Pot au Feu (pot on the fire) is a classic French stew and has been eaten all over France for centuries. In fact it's so deeply French that 19th century folklorist Ernst Auricoste de Lazarque declared, "All people have their soups. France alone possesses le pot au feu." There are many variations – in the Perigord veal is often the base whilst in Quercy the principal meat is beef – sometimes even a stuffed chicken is used. Usually a typical Pot au Feu contains cheaper cuts of beef that need long cooking; oxtail or marrowbone, carrots, turnips, leeks, celery, onions, spices, seasoning and cloves. In the past the Pot au Feu was always left on the fire with new ingredients added as some are used; nowadays houses do not have a permanent fire in cold weather, and the dish is cooked for a specific meal.
The dish is often served with coarse salt and strong Dijon mustard and sometimes also with gherkins and samphire pickled in vinegar. The Pot Au Feu broth can be used as a soup (often enriched with rice, pasta or toasted bread), as a base for sauces, or for cooking vegetables or pasta. In France there are ready-to-use concentrated cubes to make what purports to be pot-au-feu broth when water is added.
Le Pot Au Feu A L'Albigeoise
1 ¾ lb chuck steak
1 ¾ lb shin of veal
4 oz shin of pork
½ lb saucisson sec
½ lb carrots
4 oz turnips
2 sticks celery
5 cloves garlic, quartered
2 onions stuck with 2 cloves, roasted and halved
salt and pepper

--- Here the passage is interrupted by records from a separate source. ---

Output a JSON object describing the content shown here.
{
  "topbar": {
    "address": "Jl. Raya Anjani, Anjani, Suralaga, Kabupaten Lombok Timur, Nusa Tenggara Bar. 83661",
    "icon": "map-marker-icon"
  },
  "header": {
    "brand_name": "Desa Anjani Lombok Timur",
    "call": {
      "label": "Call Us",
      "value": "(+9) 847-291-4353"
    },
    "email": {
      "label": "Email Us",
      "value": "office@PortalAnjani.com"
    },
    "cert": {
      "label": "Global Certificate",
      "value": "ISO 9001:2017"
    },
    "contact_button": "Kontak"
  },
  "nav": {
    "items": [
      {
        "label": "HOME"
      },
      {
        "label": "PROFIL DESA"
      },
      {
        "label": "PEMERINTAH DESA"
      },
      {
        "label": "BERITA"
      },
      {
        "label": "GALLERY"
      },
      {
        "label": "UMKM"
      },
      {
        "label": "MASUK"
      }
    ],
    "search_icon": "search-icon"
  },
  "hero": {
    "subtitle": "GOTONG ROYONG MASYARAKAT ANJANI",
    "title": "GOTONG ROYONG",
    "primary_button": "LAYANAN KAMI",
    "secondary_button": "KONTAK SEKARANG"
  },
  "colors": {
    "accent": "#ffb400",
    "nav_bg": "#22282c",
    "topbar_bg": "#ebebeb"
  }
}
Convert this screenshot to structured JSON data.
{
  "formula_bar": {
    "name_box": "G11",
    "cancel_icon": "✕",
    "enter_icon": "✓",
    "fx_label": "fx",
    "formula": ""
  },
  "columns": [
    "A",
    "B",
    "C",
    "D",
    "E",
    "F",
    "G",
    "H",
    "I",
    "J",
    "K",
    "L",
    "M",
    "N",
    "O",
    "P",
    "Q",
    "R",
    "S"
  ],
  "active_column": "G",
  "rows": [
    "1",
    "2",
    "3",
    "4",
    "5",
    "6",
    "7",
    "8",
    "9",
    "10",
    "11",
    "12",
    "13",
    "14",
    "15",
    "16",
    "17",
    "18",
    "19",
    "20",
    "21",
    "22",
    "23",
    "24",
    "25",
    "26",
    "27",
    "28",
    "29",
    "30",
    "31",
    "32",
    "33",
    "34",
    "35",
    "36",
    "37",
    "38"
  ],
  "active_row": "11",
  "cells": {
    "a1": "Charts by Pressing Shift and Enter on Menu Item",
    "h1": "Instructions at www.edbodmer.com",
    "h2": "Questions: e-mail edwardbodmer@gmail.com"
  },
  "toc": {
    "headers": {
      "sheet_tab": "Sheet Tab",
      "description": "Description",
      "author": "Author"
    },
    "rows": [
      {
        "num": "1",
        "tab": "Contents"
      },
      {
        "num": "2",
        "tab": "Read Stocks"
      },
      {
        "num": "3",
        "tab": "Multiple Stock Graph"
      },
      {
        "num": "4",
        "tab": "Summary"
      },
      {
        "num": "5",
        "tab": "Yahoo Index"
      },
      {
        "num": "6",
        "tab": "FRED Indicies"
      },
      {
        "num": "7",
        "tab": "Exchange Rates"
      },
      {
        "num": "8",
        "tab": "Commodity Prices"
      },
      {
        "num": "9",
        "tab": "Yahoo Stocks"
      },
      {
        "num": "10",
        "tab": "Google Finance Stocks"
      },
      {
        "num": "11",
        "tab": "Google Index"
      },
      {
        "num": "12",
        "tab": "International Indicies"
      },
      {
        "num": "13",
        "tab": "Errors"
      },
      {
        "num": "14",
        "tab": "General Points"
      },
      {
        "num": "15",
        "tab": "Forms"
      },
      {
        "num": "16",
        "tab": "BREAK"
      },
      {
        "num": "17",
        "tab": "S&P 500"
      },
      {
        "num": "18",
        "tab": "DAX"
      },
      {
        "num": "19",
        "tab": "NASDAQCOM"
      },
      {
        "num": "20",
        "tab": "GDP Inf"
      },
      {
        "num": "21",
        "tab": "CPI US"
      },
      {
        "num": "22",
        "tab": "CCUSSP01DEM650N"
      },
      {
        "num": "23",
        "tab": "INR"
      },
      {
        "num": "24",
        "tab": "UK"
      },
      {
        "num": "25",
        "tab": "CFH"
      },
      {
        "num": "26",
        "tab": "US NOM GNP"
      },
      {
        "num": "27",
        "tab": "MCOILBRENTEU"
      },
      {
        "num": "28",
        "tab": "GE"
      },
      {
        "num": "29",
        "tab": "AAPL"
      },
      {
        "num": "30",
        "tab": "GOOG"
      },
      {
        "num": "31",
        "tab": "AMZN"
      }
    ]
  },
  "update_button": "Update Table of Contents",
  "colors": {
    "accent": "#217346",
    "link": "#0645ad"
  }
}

1 wing confit d'oie with fat removed
6 oz white haricot beans
1 small cabbage, cut into 6 pieces
The four kinds of meat should each be in one piece, not cut up before cooking. Put all of these, except the confit into the pot, cover with water and bring gently to the boil, then skim. Roughly chop the vegetables and add them and their seasonings, but not the haricots or the cabbage. Cover and cook slowly for 3 hours. Then add the confit, beans and cabbage and cook all together for another hour.